Look through the listing below, and wherever a line has the string "subtitle", pull it out.

+---+

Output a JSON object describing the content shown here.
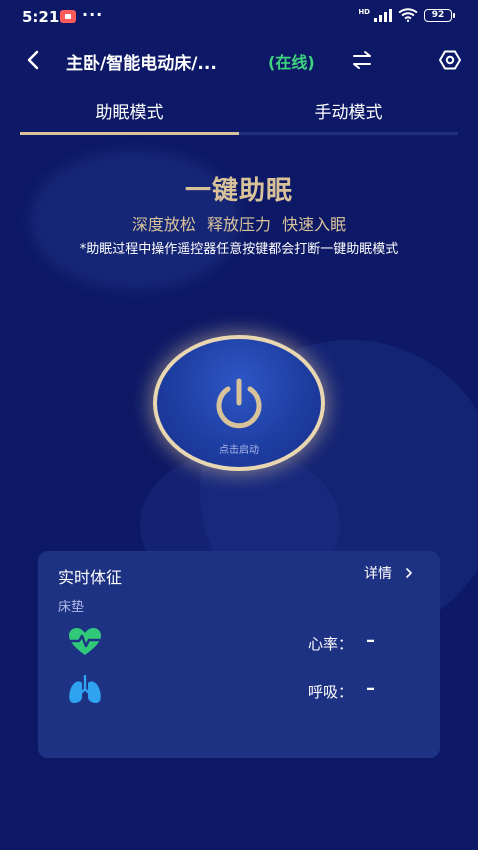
{
  "status_bar": {
    "time": "5:21",
    "dots": "···",
    "network": "HD",
    "battery": "92"
  },
  "header": {
    "title": "主卧/智能电动床/...",
    "online_status": "(在线)"
  },
  "tabs": [
    {
      "label": "助眠模式",
      "active": true
    },
    {
      "label": "手动模式",
      "active": false
    }
  ],
  "hero": {
    "title": "一键助眠",
    "subtitle": "深度放松 释放压力 快速入眠",
    "note": "*助眠过程中操作遥控器任意按键都会打断一键助眠模式"
  },
  "power_button": {
    "label": "点击启动",
    "icon": "power-icon"
  },
  "vitals": {
    "title": "实时体征",
    "details_label": "详情",
    "subtitle": "床垫",
    "heart_rate": {
      "label": "心率：",
      "value": "–",
      "icon": "heart-rate-icon"
    },
    "breathing": {
      "label": "呼吸：",
      "value": "–",
      "icon": "lungs-icon"
    }
  },
  "colors": {
    "background": "#0d1966",
    "accent_gold": "#d8c29a",
    "online_green": "#3ed37f",
    "card": "#1e3284",
    "heart_icon": "#2fc979",
    "lungs_icon": "#2fa3f0"
  }
}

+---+

> Result of this exercise:
    "subtitle": "深度放松 释放压力 快速入眠",
    "subtitle": "床垫",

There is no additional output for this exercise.